The way forward for humanity to thrive and grow food is by growing food forests - intentionally grown forests with edible produce, but for that to happen, our eating habits has to be changed so that consumers start demanding the food - which is aligned to our body as nature is designed us.

Switch to at least 50% fruits & raw veggies diet every day, you will start growing food forest in your mind automatically.

8. My family is not supporting me to build a food forest. What should I do?

Start small. Convince them to experiment with whatever small land you can get started. If that is not possible, then partner with another land custodian to learn from it. As much you observe and experience it in the land, as much you learn about the food forest.

9. What is the end goal of building a food forest?

To express oneself in best of their potential.

You will only be able to express yourself in best of your potential, only if you liberate yourself from the rigid systems. Food Forest will make you free for your food and housing.

You will be re-connected to nature – keeping you healthy and giving a platform to remove
social and systemic conditioning of systemic dependency.


1. Why designing is important?

Conventional Agriculture is energy or labor intensive,

Food Forests are design information intensive.

Just like a complex building cannot be made without its architecture plan, in the same way a food forest cannot be made without its design map.
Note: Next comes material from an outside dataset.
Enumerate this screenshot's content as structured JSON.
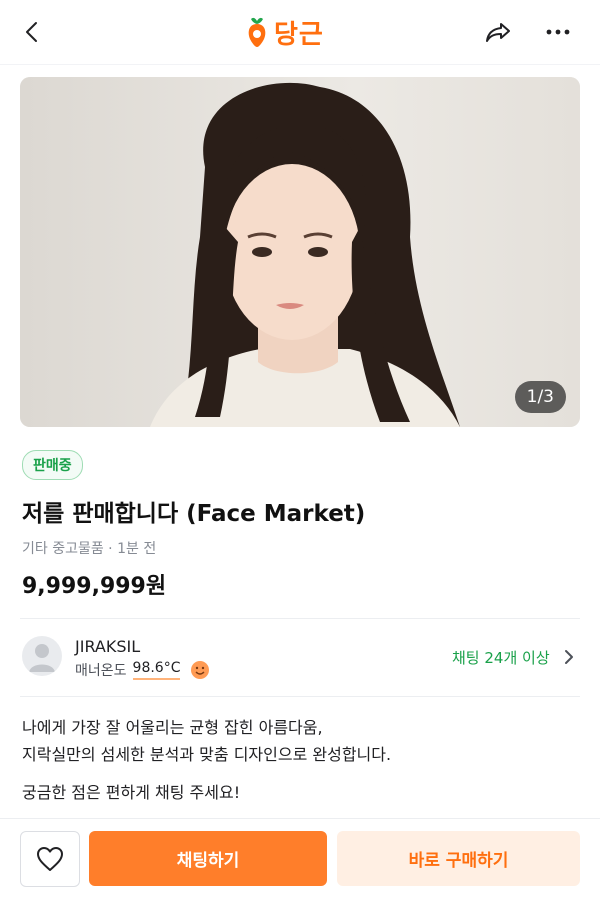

If you dream to make self-managed and low resource consuming food forest, design will provide you first draft to get started. Design will inter-connect custodian needs with complex patterns of food forest. Designing helps to optimally use the natural resources of sun, wind and water and to allocate the elements as house, pond, vegetable beds, trees, etc. at right place. For ex: keeping the plants with high water needs near to water source or a wind breaker in the direction of strong wind. There are many such considerations that can be take together in the design map. Once you start practically implementing your design map, your observation will guide you to change certain elements in the design map – which will be easier to do on your draft version.

2. How long it takes to create a food forest?

It all depends on your efforts and design plan. Once purpose is pin-focused, initial draft of design plan can be made in a 4-8 days. After that, it usually takes 1-2 months per acre to do earth and water works using heavy machines.

You can also start getting produce within 3 months just like normal farm as well. There are examples, where the land is transformed in forest looking in just 6 months. If your are transitioning from a chemical-based farm, keep 6 months extra for rejuvenating the soil by putting green manuring. Partial stable state with low labor and water consumption can be achieved within ~3 years. Full stable state can be expected to achieve in about 5 years in which nutrient and mineral cycle are in closed loop system.

3. What elements are covered in design map?

Physical: Entry/Exit Gate, House, Electricity, Pathways, Mandela Gardens, Water Supply

Vegetation: Vegetables, Trees & Crops

4. How can I get started with a design map?

Step 1: Draw your land area with its size. Mark neighbours on all sides (ex: chemical farm, road, etc.)

Step 2: Mark sun direction, summer / winter wind direction and slope.

Step 3: Mark all the non-moving existing elements. For ex: Water pump, pathway, electric pole, house, trees, etc.

Step 4: Write all the challenges from outside and within your area. Ex: wild animals from east side, strong wind from south, water shortage here, water logging area, etc.

Step 5: Decide entry point to the land and Place house, electricity. Place all the physical elements: Water source, electric supply, etc.

Step 6: Boundary

Step 7: Place vegetable raised beds near to house (with at-least 4 hours of sunlight)

Step 8: Place banana circles, Mandela gardens (Flower) & Trenches on whole land.

Step 9: Place fruit trees guilds.

Step 10: Review with others and keep upgrading until you are convinced to get started.